In the Bible the offer of pardon on the part of God is conditioned upon intention to reform on the part of man. There can be no spiritual regeneration till there has been a moral Reformation. That this statement requires defense only proves how far from the truth we have strayed.
In our current popular theology pardon depends upon faith alone. The very word reform has been banished from among the sons of the Reformation!
We often hear the declaration, ” I do not preach Reformation;I preach regeneration.” Now we recognize this as being the expression of a commendable revolt against the insipid and unscriptural doctrine of salvation by human effort. But the declaration as it stands contains real error, for it opposes Reformation to regeneration. Actually the two are never opposed to each other in sound Bible theology. The not – Reformation – but – regeneration doctrine incorrectly presents us with an either – or; either you take Reformation or you take regeneration. This is inaccurate. The fact is that on this subject we are presented not with an either-or, but with a both-and. The converted man is both reformed and regenerated.

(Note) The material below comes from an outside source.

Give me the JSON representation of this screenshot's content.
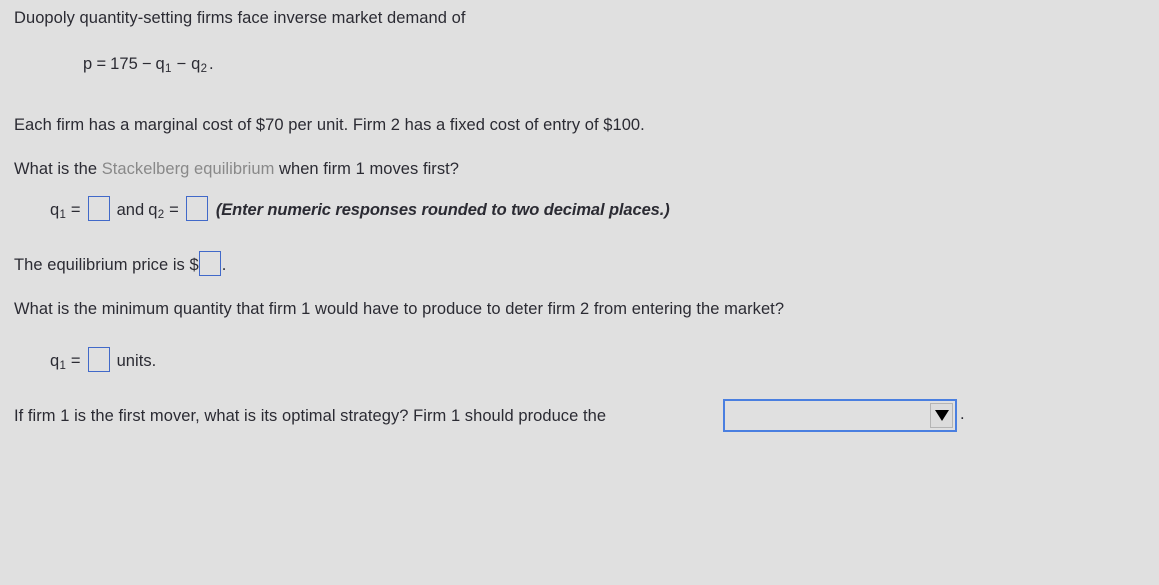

And unless the sinner is willing to reform his way of living he will never know the inward experience of regeneration. This is the vital truth which has gotten lost under the leaves in popular evangelical theology.
The idea that God will pardon a rebel who has not given up his rebellion is contrary to the Scriptures and to common sense. How horrible to contemplate a church full of persons who have been pardoned but who still love sin and hate the ways of righteousness. And how much more horrible to think of heaven as filled with sinners who had not repented nor changed their way of living.
A familiar story will illustrate this. The governor of one of our States was visiting the state prison incognito. He fell into a conversation with a personable young convict and felt a secret wish to pardon him.” What would you do,” he asked casually, ” if you were lucky enough to obtain a pardon?” The convict, not knowing to whom he was speaking, snarled his reply: “If I ever get out of this place, the first thing I’ll do is to cut the throat of the judge who sent me here.” The governor broke off the conversation and withdrew from the cell. The convict stayed on in prison. To pardon a man who had not reformed would be to let loose another killer upon society. That kind of pardon would not only be foolish, it would be downright immoral.
The promise of pardon and cleansing is always associated in the Scriptures with the command to repent. The widely used text in Isaiah, “Though your sins be as scarlet, they shall be as white as snow; though they be red like crimson, there shall be as wool,” is organically united to the verses that precede it: “Wash you, make you clean; put away the evil of doings from before mine eyes; cease to do evil; learn to do well; seek judgment, relieve the oppressed, judge the fatherless, plead for the widow.” What does this teach but radical Reformation of life before there can be any expectation of pardon? To divorce the the words from each other is to do violence to the Scriptures and to convict ourselves of deceitfully handling the truth.
I think there is little doubt the teaching of salvation without repentance has lowered the moral standards of the Church and produced a multitude of deceived religious professors who erroneously believe themselves to be saved when in fact they are still in the gall of bitterness and the bond of iniquity. And to see such persons actually seeking the deeper life is a Grim and disillusioning sight. Yet our altars are sometimes filled with seekers who are crying with Simon, “Give me this power, ” when the moral ground work has simply not been layed for it. The whole thing must be acknowledged as a clear victory for the devil, a victory he could never have enjoyed if unwise teachers had not made it possible by preaching the evil doctrine of regeneration apart from Reformation. (A.W. Tozer, The Root of the Righteous, 1955)